Don’t Blame ‘Greedy Corporations’ for Inflation, Blame the Government
Inflation is the worst in 40 years.
The price of cars is up 37 percent. Gas is up 49 percent.
During the last few years, as politicians spent ever more money, experts told us not to worry.
Jerome Powell, chair of the Federal Reserve, said inflation would be “transitory.”
Treasury Secretary Janet Yellen said, “I don’t anticipate inflation is going to be a problem.”
Now she says, “I’m ready to retire the word transitory.”
What went wrong?
“Big corporations have taken advantage,” says Rep. Ted Lieu (D–Calif.).
Sen. Elizabeth Warren (D–Mass.) tweeted: “Greedy corporations are charging Americans extra.” It’s “price gouging.”
This is nonsense.
“Greed is constant,” says economist David Henderson in my new video. “If it’s greed, how do we explain prices falling?” When oil prices fall, is it because “oil companies just suddenly decide, ‘I’m gonna be less greedy?'”
Prices change because of supply and demand.
Inflation results “from too much money chasing too few goods,” explains Henderson. “If government’s spending more money, that’s more money chasing too few goods.”
Lately, government borrowed from the Fed, and spent much more money. Under President Donald Trump, the national debt rose $7.8 trillion. Under President Joe Biden, it’s grown $2.2 trillion in just one year. Biden wants to spend even more—a record $6 trillion this year.
Where will they get the money? Government has no money of its own, so increased spending means politicians must borrow more, tax more, or, easiest of all, create money out of thin air by just printing it.
In the last few years, that’s what they did. In an untested experiment, the Fed printed more money than ever in history.
All this new money sloshing around the economy makes money we have less valuable. You notice the price increases, but you may not notice the damage inflation does to your savings.
If you put $10,000 under your pillow, 7 percent inflation will reduce that to $2,342 in just 20 years.
If you were counting on those savings for retirement, too bad. Most of your savings will be gone.
Yet today’s politicians want to spend even more.
Biden claims his spending bills will “reduce inflation.”
“Biden’s wrong,” Henderson responds. “There’s no economic theory that says when the government spends a huge amount more money, prices fall.”
Some people want government to stop inflation by imposing price controls.

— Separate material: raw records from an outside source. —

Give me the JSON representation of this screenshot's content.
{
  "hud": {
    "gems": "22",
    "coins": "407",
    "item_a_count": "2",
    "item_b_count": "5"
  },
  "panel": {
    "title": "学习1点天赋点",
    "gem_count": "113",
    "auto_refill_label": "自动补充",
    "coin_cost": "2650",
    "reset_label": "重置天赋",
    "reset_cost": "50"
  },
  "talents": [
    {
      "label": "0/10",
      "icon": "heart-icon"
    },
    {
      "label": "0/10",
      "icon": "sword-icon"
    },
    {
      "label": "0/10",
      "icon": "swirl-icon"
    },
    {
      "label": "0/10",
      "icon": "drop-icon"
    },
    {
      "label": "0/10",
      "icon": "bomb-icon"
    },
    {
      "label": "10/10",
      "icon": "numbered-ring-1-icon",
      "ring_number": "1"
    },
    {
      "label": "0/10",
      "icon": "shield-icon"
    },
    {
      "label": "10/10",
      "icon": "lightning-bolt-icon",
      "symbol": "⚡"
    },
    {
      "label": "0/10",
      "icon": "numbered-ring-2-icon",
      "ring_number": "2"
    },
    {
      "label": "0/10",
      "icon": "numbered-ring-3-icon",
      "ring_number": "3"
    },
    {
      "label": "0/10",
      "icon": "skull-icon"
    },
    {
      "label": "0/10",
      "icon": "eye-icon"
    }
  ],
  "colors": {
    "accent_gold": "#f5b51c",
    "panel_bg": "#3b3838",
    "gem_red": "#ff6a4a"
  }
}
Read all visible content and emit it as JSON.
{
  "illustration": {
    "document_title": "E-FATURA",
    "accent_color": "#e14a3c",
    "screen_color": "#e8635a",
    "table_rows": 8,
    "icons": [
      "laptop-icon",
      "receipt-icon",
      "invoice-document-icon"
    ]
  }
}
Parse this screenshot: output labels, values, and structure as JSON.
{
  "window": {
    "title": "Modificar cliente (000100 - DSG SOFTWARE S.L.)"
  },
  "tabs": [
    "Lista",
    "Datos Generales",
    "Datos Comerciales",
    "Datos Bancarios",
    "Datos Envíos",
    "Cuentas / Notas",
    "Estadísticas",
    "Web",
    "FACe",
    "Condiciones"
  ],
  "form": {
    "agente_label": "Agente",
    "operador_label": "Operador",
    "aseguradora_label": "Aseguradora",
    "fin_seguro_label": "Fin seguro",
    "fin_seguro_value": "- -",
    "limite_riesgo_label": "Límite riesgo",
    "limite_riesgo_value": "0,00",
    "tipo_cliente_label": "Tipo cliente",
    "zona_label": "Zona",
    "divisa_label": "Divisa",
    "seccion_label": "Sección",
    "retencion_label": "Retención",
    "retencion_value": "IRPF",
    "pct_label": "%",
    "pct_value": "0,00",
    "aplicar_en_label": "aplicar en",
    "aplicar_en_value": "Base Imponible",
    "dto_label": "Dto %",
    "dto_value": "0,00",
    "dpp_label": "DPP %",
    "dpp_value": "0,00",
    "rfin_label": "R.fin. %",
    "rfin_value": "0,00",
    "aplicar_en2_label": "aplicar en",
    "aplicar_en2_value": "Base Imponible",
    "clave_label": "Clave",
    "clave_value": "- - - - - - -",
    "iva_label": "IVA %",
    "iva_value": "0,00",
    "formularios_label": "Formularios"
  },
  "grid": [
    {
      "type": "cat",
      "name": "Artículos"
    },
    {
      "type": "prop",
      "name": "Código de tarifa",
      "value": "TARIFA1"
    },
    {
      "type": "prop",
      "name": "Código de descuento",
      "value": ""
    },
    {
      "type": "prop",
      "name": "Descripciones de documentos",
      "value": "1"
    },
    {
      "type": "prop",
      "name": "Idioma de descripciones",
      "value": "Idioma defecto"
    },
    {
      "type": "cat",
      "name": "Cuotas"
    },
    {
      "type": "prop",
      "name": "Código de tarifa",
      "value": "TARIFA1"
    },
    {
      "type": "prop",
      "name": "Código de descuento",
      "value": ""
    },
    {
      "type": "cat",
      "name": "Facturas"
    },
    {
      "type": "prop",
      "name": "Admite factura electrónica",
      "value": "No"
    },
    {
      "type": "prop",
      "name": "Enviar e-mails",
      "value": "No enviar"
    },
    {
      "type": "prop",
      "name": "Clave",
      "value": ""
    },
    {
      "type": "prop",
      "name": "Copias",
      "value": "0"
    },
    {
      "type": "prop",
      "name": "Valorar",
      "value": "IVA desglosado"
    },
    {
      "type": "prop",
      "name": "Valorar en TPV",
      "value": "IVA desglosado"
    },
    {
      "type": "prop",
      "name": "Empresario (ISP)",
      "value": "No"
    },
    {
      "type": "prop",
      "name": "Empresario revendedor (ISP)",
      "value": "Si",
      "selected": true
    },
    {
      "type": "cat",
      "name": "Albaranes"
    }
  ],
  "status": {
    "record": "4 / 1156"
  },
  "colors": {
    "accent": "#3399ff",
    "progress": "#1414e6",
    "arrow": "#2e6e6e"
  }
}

That would be “horrible,” says Henderson.
Price controls were tried before. In 1971, President Richard Nixon ordered a freeze on all prices.
It sounded reasonable. Too much inflation? Our intuition tells us that government can fix that with a price freeze. But “that’s where people’s intuition goes wrong,” says Henderson.
Wrong because prices are not just money; they are also information.
“Prices are signals…that guide people,” explains Henderson. “Mess that up, you’ve really messed up the economy.”
Price changes tell buyers what to avoid and sellers what to produce. When COVID-19 hit, the price of face masks rose sharply. Immediately, producers made more. New Balance switched from making footwear to making masks.
Flexible pricing gets suppliers to produce what people really need.
Now there are shortages of some products because COVID-19 interrupted supply chains.
Price controls would make the shortages worse.
Soon after Nixon froze prices, there were shortages of gasoline. I drove around, wasting gas, searching for gas stations that had it.
“Price controls are like saying it’s really cold and I’m going to solve that by breaking the thermometer,” says Henderson. “It’s actually worse than that because breaking the thermometer doesn’t reduce the temperature, whereas price controls cause actual shortages!”
Venezuela’s price controls led to a shortage of food. And yet inflation got much worse. 270 percent, 700 percent, eventually 400,000 percent inflation!
Once inflation starts, it’s hard to stop.
In Zimbabwe, President Robert Mugabe couldn’t collect enough in taxes to pay for his grand plans, so he printed more money.
A few years later, Zimbabwe was printing 100-trillion dollar bills.
Such drastic inflation hasn’t happened here. It probably won’t because recently the Fed reigned itself in.
But with Democrats and Republicans eager to spend more, it could happen here.